This EU institution is made up of the member states' heads of state and government (Britain's representative is Prime Minister David Cameron), the President of the Commission, and it is headed by a President of the European Council (who is a non-head of state). Not to be confused with the Council of Europe, the European Council works alongside the Council of the European Union. It meets for summits up to four times a year to discuss EU policy and any controversial issues that may arise. It seeks to provide leadership to the Council of the European Union and its meetings set the agenda for future policy-making. However, the Council can also be a cause of disagreement, because its desire to set the EU agenda can come into conflict with the leadership role of the EU Commission.
Regular meetings of heads of state and governments were set up in 1974. Since then, the European Council has become the EU's most visible decision-taking body owing to its high-profile summit meetings. It has often driven the EU's agenda forward by signing constitutional treaties and making proposals for reform. The European Council became a formal institution of the EU following the implementation of the Lisbon Treaty in 2009.

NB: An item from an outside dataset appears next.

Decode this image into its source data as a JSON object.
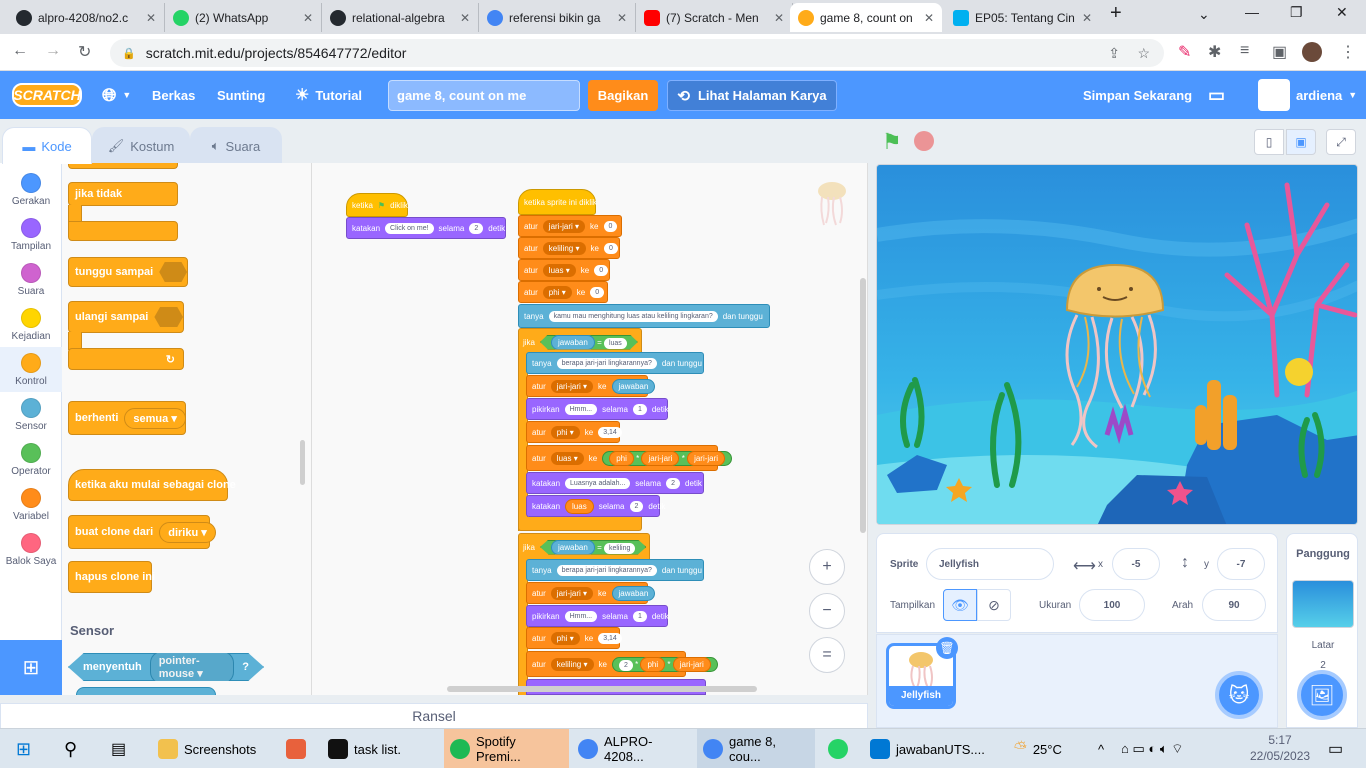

The Laeken Declaration (2001) set out the agenda for a major expansion of the EU's powers and the creation of an EU Constitution, while the Lisbon Strategy (2000) set out how governments wanted the EU's economic policy to be reformed. However, despite its apparent power, the Council's agenda has often been 'hijacked' by events. For example, the Luxembourg European Council in June 2005 was dominated by discussions of the French referendum rejecting the EU Constitution, and throughout 2008-09, Council summits were dominated by discussion of the global economic down-turn, rather than sticking to the planned topics.
How does the European Council work?
Until 2009, the Presidency of the European Council passed between all the governments of the EU on a six-month rotation; when a country held the Presidency, its head of government was the President. However, the Lisbon Treaty established a permanent President of the European Council, currently Herman van Rompuy, former Prime Minister of Belgium. He represents that EU on the world stage. The President must be a non-head of government and serves a 2 ½ year term, which can be extended to 5 years.
During any six-month period, the European Council will normally hold one or two full summits. They are intended to be serious but informal, designed to allow back-room deals to be thrashed out quickly.
Decisions in the European Council are made unanimously. This reflects the intergovernmental roots of the organisation. When agreement cannot be reached, the council tries to reach a qualified majority.
The European Council publishes conclusions after its meetings, calling for specific initiatives that the Commission and Council of the European Union are expected to pursue. Indeed, the Council of the European Union and its Secretariat does much of the work leading up to a European Council Summit.
- The European Council has been responsible for launching or approving virtually every significant European policy since its inauguration, including the reunification of Germany, the accession of new states, and the selection of countries for the single currency.
- The European Council can provide quick and decisive leadership to the whole EU project.
- The European Council provides more democratically legitimate leadership than the Commission because it is made up of democratically elected leaders.
- European Council summit meetings provide a level of glamour and gravitas that reflects well on the image of the EU and increases its profile on the world stage.
- The EU Council President is a non-head of state who is appointed and not democratically elected.
- The Council sets its own rules: leaders meet when they want and the meetings often break up without taking any decisions.
- In practice, the European Council has huge powers to shape EU development and policy, but the processes that lead to decisions are mainly carried out in private.
'[The]Summits should be held when you have a clear idea of the purpose of the meeting. I start with a tinge of uncertainty as to whether this meeting will have been entirely necessary.' Malcolm Rifkind, UK Foreign Secretary, 1996
'[There is a difference between the] Council's readiness to make commitments on the world stage and its willingness to find money to fulfil these commitments.' Janusz Lewandowski MEP
Heads of state and government:
in some member states the President is both head of state and head of the government. In others, the head of state does not play an active role in politics and there is a separate Prime Minister.
Intergovernmental: a form of international organisation where governments work together to achieve shared goals.
Qualified Majority Voting (QMV): majority (as opposed to unanimous) voting procedure used in the Council of the EU for an increasing number of decisions.